• Work to be completed
Scan the records below. Copy every line in which the word "into" appears.

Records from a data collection
○ ○ ○ ○ ○ ○ ○

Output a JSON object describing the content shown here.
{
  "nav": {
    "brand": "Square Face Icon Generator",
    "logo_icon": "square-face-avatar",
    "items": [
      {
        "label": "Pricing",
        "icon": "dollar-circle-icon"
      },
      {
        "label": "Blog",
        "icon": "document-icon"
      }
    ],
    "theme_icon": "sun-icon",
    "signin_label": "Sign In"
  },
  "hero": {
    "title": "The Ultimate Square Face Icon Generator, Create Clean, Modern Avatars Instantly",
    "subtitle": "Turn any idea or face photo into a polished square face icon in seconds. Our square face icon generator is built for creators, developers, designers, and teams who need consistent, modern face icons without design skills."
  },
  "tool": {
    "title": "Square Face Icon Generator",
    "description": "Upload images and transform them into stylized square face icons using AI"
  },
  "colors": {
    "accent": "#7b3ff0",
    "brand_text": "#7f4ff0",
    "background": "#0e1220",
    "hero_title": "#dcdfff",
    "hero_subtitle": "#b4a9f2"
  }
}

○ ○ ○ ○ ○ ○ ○

• Expected answer
    "subtitle": "Turn any idea or face photo into a polished square face icon in seconds. Our square face icon generator is built for creators, developers, designers, and teams who need consistent, modern face icons without design skills."
    "description": "Upload images and transform them into stylized square face icons using AI"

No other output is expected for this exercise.